Decorator Pattern

A decorator object allows you to add new behaviour to other objects at runtime. You can also think of this in terms of graphical interface components where a decorator object contains a border or shadow which it uses to actually visually decorate another graphical component. However a decorator can also add new functionality to existing components, like scrolling and zooming. It is a good alternative to subclassing (inheritance) which allows you to create child objects with a new behaviour during implementation. Subclassing extends an entire class hierarchy, decoration allows the transparent extension of particular objects at runtime. This also means that you don't have to subclass several times for the same functionality - you can add one decorator (one "functionality" or "behaviour") to many objects.

To achieve this, a Decorator must maintain the same interface as the object it "decorates" and it must accept the object it is "decorating" as an argument in its constructor. It keeps this original object in a private member variable.

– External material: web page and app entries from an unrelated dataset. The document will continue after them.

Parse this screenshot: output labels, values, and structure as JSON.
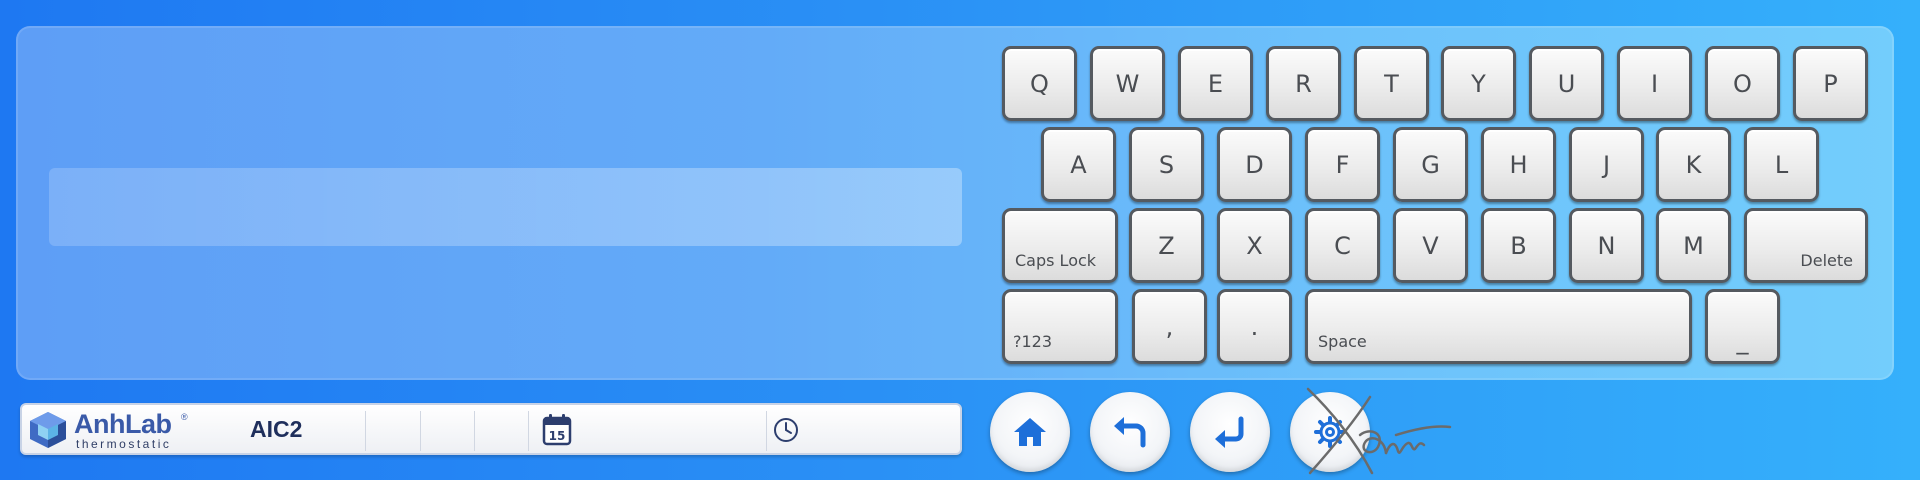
{
  "input": {
    "value": "",
    "placeholder": ""
  },
  "keyboard": {
    "row1": [
      "Q",
      "W",
      "E",
      "R",
      "T",
      "Y",
      "U",
      "I",
      "O",
      "P"
    ],
    "row2": [
      "A",
      "S",
      "D",
      "F",
      "G",
      "H",
      "J",
      "K",
      "L"
    ],
    "row3": [
      "Z",
      "X",
      "C",
      "V",
      "B",
      "N",
      "M"
    ],
    "caps_lock": "Caps Lock",
    "delete": "Delete",
    "numbers": "?123",
    "comma": ",",
    "period": ".",
    "space": "Space",
    "underscore": "_"
  },
  "status_bar": {
    "logo_name": "AnhLab",
    "logo_registered": "®",
    "logo_sub": "thermostatic",
    "device_name": "AIC2",
    "calendar_day": "15",
    "icons": [
      "calendar-icon",
      "clock-icon"
    ]
  },
  "nav_buttons": [
    "home-icon",
    "back-icon",
    "enter-icon",
    "settings-icon"
  ],
  "colors": {
    "key_border": "#555a60",
    "icon_blue": "#1e6fd9",
    "brand": "#3a5aa8"
  }
}
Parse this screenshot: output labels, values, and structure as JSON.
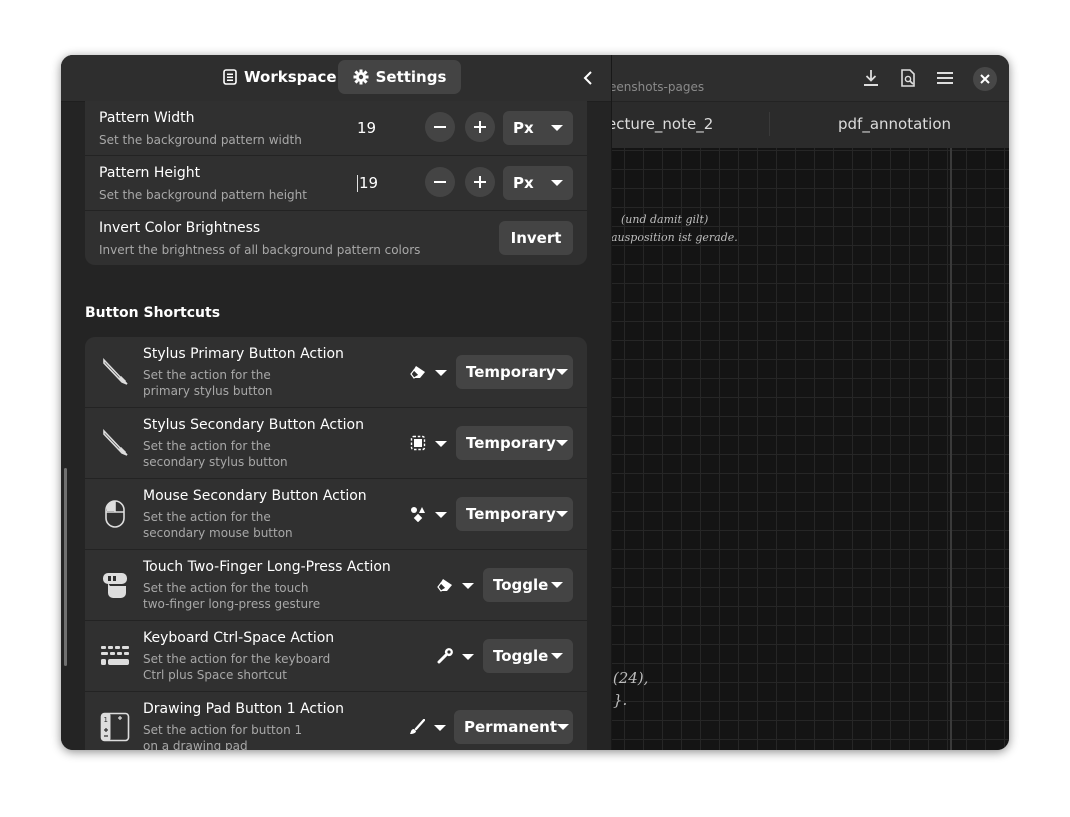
{
  "sidebar": {
    "tabs": [
      {
        "label": "Workspace",
        "icon": "document-icon"
      },
      {
        "label": "Settings",
        "icon": "gear-icon"
      }
    ],
    "pattern": {
      "width_title": "Pattern Width",
      "width_sub": "Set the background pattern width",
      "width_value": "19",
      "width_unit": "Px",
      "height_title": "Pattern Height",
      "height_sub": "Set the background pattern height",
      "height_value": "19",
      "height_unit": "Px",
      "invert_title": "Invert Color Brightness",
      "invert_sub": "Invert the brightness of all background pattern colors",
      "invert_label": "Invert"
    },
    "section_title": "Button Shortcuts",
    "shortcuts": [
      {
        "title": "Stylus Primary Button Action",
        "sub1": "Set the action for the",
        "sub2": "primary stylus button",
        "action_icon": "eraser-icon",
        "mode": "Temporary"
      },
      {
        "title": "Stylus Secondary Button Action",
        "sub1": "Set the action for the",
        "sub2": "secondary stylus button",
        "action_icon": "selector-icon",
        "mode": "Temporary"
      },
      {
        "title": "Mouse Secondary Button Action",
        "sub1": "Set the action for the",
        "sub2": "secondary mouse button",
        "action_icon": "shapes-icon",
        "mode": "Temporary"
      },
      {
        "title": "Touch Two-Finger Long-Press Action",
        "sub1": "Set the action for the touch",
        "sub2": "two-finger long-press gesture",
        "action_icon": "eraser-icon",
        "mode": "Toggle"
      },
      {
        "title": "Keyboard Ctrl-Space Action",
        "sub1": "Set the action for the keyboard",
        "sub2": "Ctrl plus Space shortcut",
        "action_icon": "wrench-icon",
        "mode": "Toggle"
      },
      {
        "title": "Drawing Pad Button 1 Action",
        "sub1": "Set the action for button 1",
        "sub2": "on a drawing pad",
        "action_icon": "brush-icon",
        "mode": "Permanent"
      }
    ]
  },
  "canvas": {
    "path": "eenshots-pages",
    "tabs": [
      "ecture_note_2",
      "pdf_annotation"
    ],
    "scribbles": [
      "(und damit gilt)",
      "ausposition ist gerade.",
      ")(24),",
      "}."
    ]
  },
  "colors": {
    "window_bg": "#242424",
    "accent": "#444444"
  }
}
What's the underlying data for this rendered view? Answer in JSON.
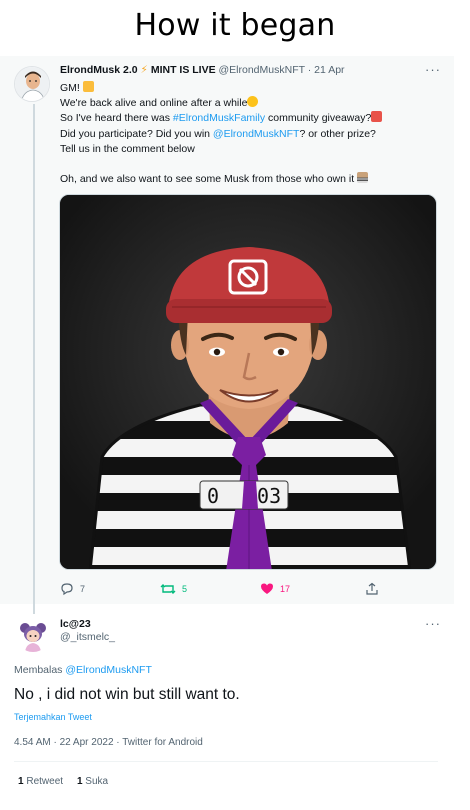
{
  "meme": {
    "title": "How it began"
  },
  "tweet": {
    "author_name": "ElrondMusk 2.0",
    "author_suffix": "MINT IS LIVE",
    "handle": "@ElrondMuskNFT",
    "date": "· 21 Apr",
    "more": "···",
    "lines": {
      "l1": "GM!",
      "l2": "We're back alive and online after a while",
      "l3_pre": "So I've heard there was ",
      "l3_link": "#ElrondMuskFamily",
      "l3_post": " community giveaway?",
      "l4_pre": "Did you participate? Did you win ",
      "l4_link": "@ElrondMuskNFT",
      "l4_post": "? or other prize?",
      "l5": "Tell us in the comment below",
      "l6": "Oh, and we also want to see some Musk from those who own it"
    },
    "image": {
      "prisoner_number": "203",
      "number_prefix": "0"
    },
    "actions": {
      "replies": "7",
      "retweets": "5",
      "likes": "17"
    }
  },
  "reply": {
    "author_name": "lc@23",
    "handle": "@_itsmelc_",
    "more": "···",
    "replying_prefix": "Membalas ",
    "replying_to": "@ElrondMuskNFT",
    "text": "No , i did not win but still want to.",
    "translate": "Terjemahkan Tweet",
    "meta": "4.54 AM · 22 Apr 2022 · Twitter for Android",
    "retweets_count": "1",
    "retweets_label": "Retweet",
    "likes_count": "1",
    "likes_label": "Suka"
  },
  "colors": {
    "accent": "#1d9bf0",
    "retweet": "#00ba7c",
    "like": "#f91880",
    "muted": "#536471"
  }
}
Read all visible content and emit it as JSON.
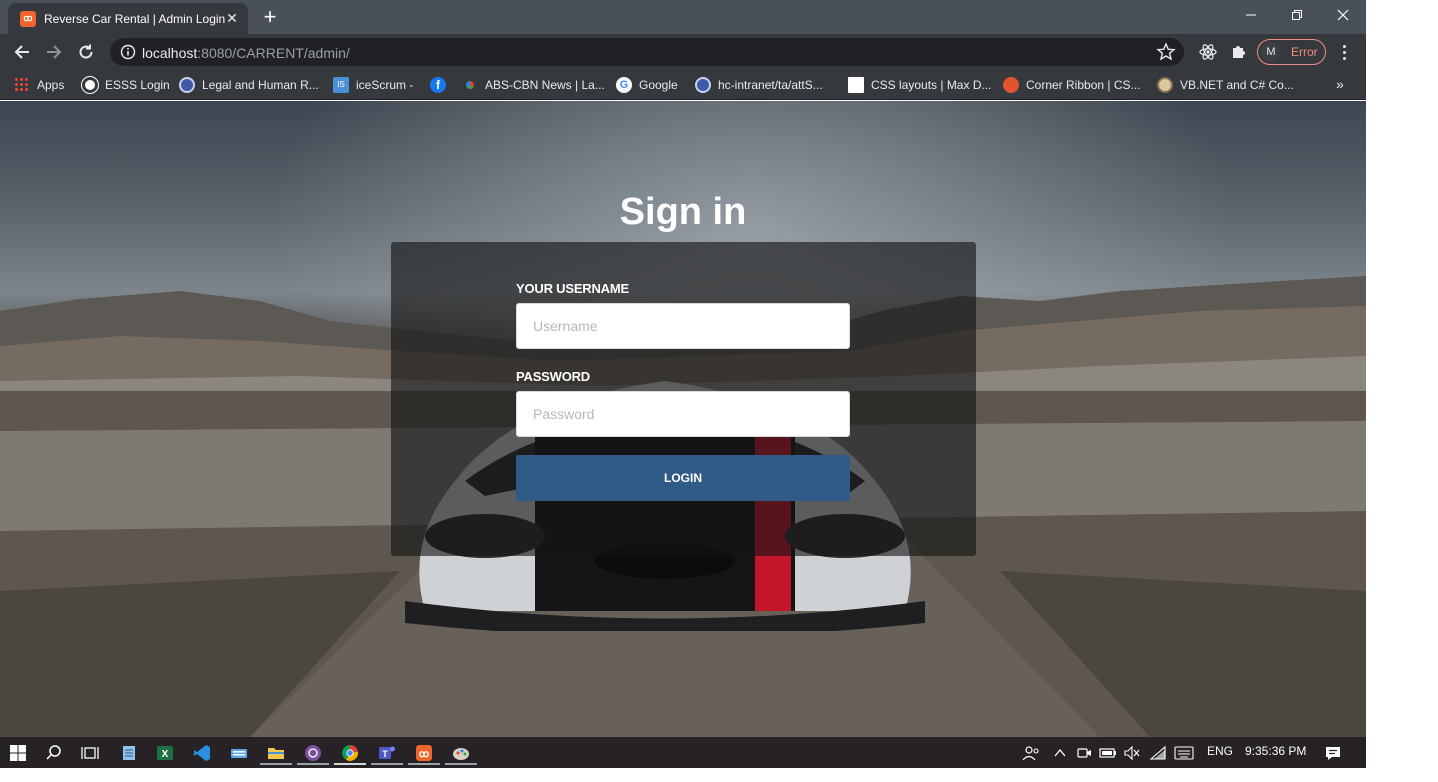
{
  "browser": {
    "tab": {
      "title": "Reverse Car Rental | Admin Login",
      "favicon": "xampp-icon",
      "favicon_color": "#f0642d"
    },
    "omnibox": {
      "url_host": "localhost",
      "url_rest": ":8080/CARRENT/admin/"
    },
    "profile": {
      "initial": "M",
      "status": "Error",
      "status_color": "#f28b82"
    },
    "bookmarks": [
      {
        "label": "Apps",
        "icon": "apps-grid-icon"
      },
      {
        "label": "ESSS Login",
        "icon": "globe-icon"
      },
      {
        "label": "Legal and Human R...",
        "icon": "seal-icon"
      },
      {
        "label": "iceScrum -",
        "icon": "icescrum-icon"
      },
      {
        "label": "",
        "icon": "facebook-icon"
      },
      {
        "label": "ABS-CBN News | La...",
        "icon": "abs-cbn-icon"
      },
      {
        "label": "Google",
        "icon": "google-icon"
      },
      {
        "label": "hc-intranet/ta/attS...",
        "icon": "seal-icon"
      },
      {
        "label": "CSS layouts | Max D...",
        "icon": "css-layouts-icon"
      },
      {
        "label": "Corner Ribbon | CS...",
        "icon": "codepen-icon"
      },
      {
        "label": "VB.NET and C# Co...",
        "icon": "converter-icon"
      }
    ],
    "more": "»"
  },
  "login": {
    "heading": "Sign in",
    "username_label": "YOUR USERNAME",
    "username_placeholder": "Username",
    "password_label": "PASSWORD",
    "password_placeholder": "Password",
    "button_label": "LOGIN"
  },
  "taskbar": {
    "language": "ENG",
    "time": "9:35:36 PM",
    "apps": [
      "windows-start-icon",
      "search-icon",
      "task-view-icon",
      "notepad-icon",
      "excel-icon",
      "vscode-icon",
      "keyboard-icon",
      "file-explorer-icon",
      "viber-icon",
      "chrome-icon",
      "teams-icon",
      "xampp-icon",
      "paint-icon"
    ]
  },
  "colors": {
    "accent_button": "#2f5b86",
    "panel_overlay": "rgba(20,20,20,0.62)"
  }
}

The advantage of using the decorator pattern becomes quite clear when you are confronted with a large number of independent ways to extend functionality, especially when you can't predict at design time which combinations of extensions will be used during runtime. You can decorate a decorator object by simply nesting them within each other since they all conform to the same interface and forward their messages to the next decorator or original object.

The Decorator pattern is also known as "Wrapper". It provides its functionality by wrapping itself around the original object.

Applicability / Uses

Use the decorator pattern to:

  • add responsibilities to individual objects transparently and
  • remove these (encapsulated) responsibilities again without affecting other object.
  • extend classes without subclassing. Sometimes subclassing results in an explosion of the number of subclasses to support different combinations of these extensions.

Structure

UML diagram of a standard Decorator pattern (GoF):

UML diagram of a standard Decorator pattern (GoF):

 

The UML diagram of the sample code shown below:

UML diagram of the code shown below.

Sample

This sample code is based on [Budi Kurniawan, "Using the Decorator Pattern", ONJava.com].  

We will try to show the relevance of the Decorator pattern using a real-world example which is also the most widely used example for this pattern - Java Swing components. In this example, our decorator will actually visually decorate other Swing Components, however keep in mind that decorators can also be used to add new functionality rather than just a new look, which is what the word decoration implies.

First lets take a look at the JComponent class, this class has a lot more methods than shown in this code, we are only looking at the bare minimum amount of methods necessary to explain decoration.

public abstract class JComponent
extends Container
implements Serializable {
        ...
        public JComponent() {
                ...
        }
        public void paint (Graphics g) {
                // Invoked by Swing to draw this component 
                // and its children on the screen
        }
        ...
}

Now lets create our decorator, it inherits directly from the JComponent class, which means it will also inherit the implementation of JComponent's serializable interface as well as JComponent's implementation of the abstract methods defined in the Container class.

public class BorderDecorator extends JComponent {
        protected JComponent component;
        
        public BorderDecorator(JComponent c){
                this.component = c;
                this.setLayout(new BorderLayout());
                this.add(component);
        }
        
        public void paint(Graphics g) {
                super.paint(g);
                int height = this.getHeight();
                int width = this.getWidth();
                g.drawRect(0, 0, width-1, height-1);    
        }
}

Notice that the constructor of BorderDecorator adds the parameter "c" which is a JComponent as a child to the component of the decorator. Since we are also using the BorderLayout, this child element will occupy the entire area of the decorator.

Also notice the modified paint method, it first calls the paint method of the parent class, after this our decorator draws a border around it, after first establishing height and width of the element.

Now lets take a look at how this new decorator is used:

public class FrameTest extends JFrame {
        
        BorderDecorator label = 
                new BorderDecorator(new JLabel("Decorated Label"));
        
        BorderDecorator checkbox = 
                new BorderDecorator(new JCheckBox("Decorated Checkbox"));
        
        public FrameTest() {
                try {
                        this.setDefaultCloseOperation(EXIT_ON_CLOSE);
                getContentPane().setLayout(null);
                
                label.setBounds(new Rectangle(10, 10, 120, 25));
                this.getContentPane().add(label, null);
                
                checkBox.setBounds(new Rectangle(10, 110, 160, 25));
                this.getContentPane().add(checkBox, null);
                
                } catch(Exception e) {
                        e.printStackTrace();
                }
        }
        
        public static void main(String[] args) {
                TestFrame frame = new TestFrame();
                frame.setBounds(0,0,200,200);
                frame.setVisible(true);
        }
}

Since our decorator conforms to the same interface as JComponent, there is no difference in appearance between our decorator and any other "undecorated" or "regular" JLabel or JCheckBox.